27.†††††† The assessment clearly highlighted the need for Mr Cramp's professional development to include interpersonal relationship skills and appropriate training courses and communication skills. Given Mr Cramp's personality, age and length of time in sole practice it may be that these are not matters that would be easily remedied. However, he could be more closely supervised if he was part of a team; this will not be his intended mode of practice.


28.†††††† Taking a range of factors into account we therefore conclude that Mr Cramp is not suitable at this stage to be included on the dental list of Norwich PCT and that his inclusion would be prejudicial to the efficiency of the service that he would provide. However, if he were able to make progress then we would hope that he would reapply.In doing so, the panel felt to support a future application, written evidence should be supplied including detailed references from the mentors, adviser and principal dentists with whom Mr Cramp was interacting and supporting documentation that the areas at issue have been addressed by continued professional development and course certification. Additionally, a period of careful clinical practice in all areas, which resulted in no complaints being recorded against Mr Cramp would be most beneficial in supporting his application to be included in the dental list of Norwich PCT.


29.†††††† In accordance with Rule 42 (5) of the Family Health Services Appeal Authority (Procedure Rules 2001) we hereby notify the Appellant that he may have rights relating to appeals under Section 11 of the Tribunals and Inquiries Act 1992.

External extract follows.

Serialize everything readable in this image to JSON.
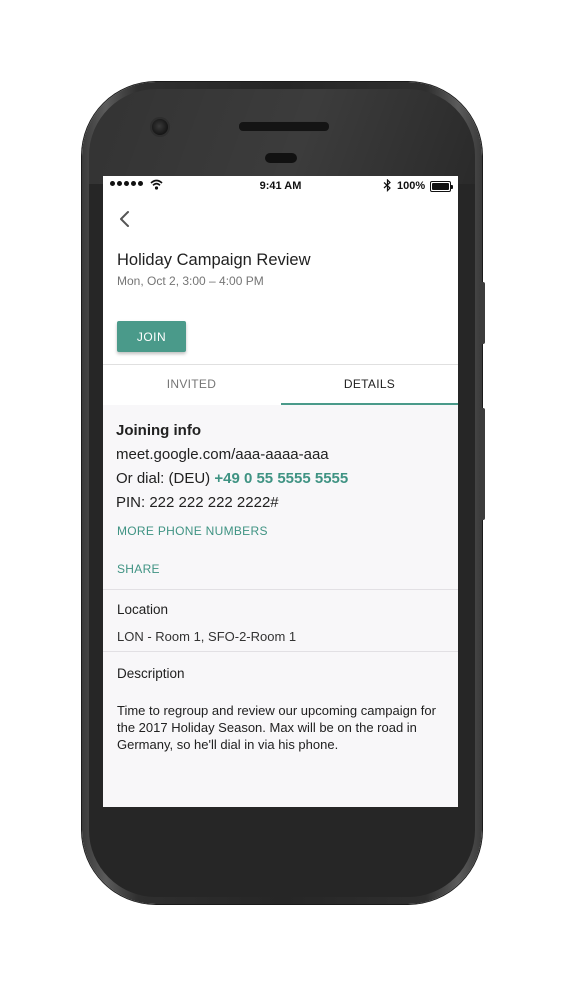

Dated this†††††††† day of†††††††††††††††††††††††† 2005



Melanie Lewis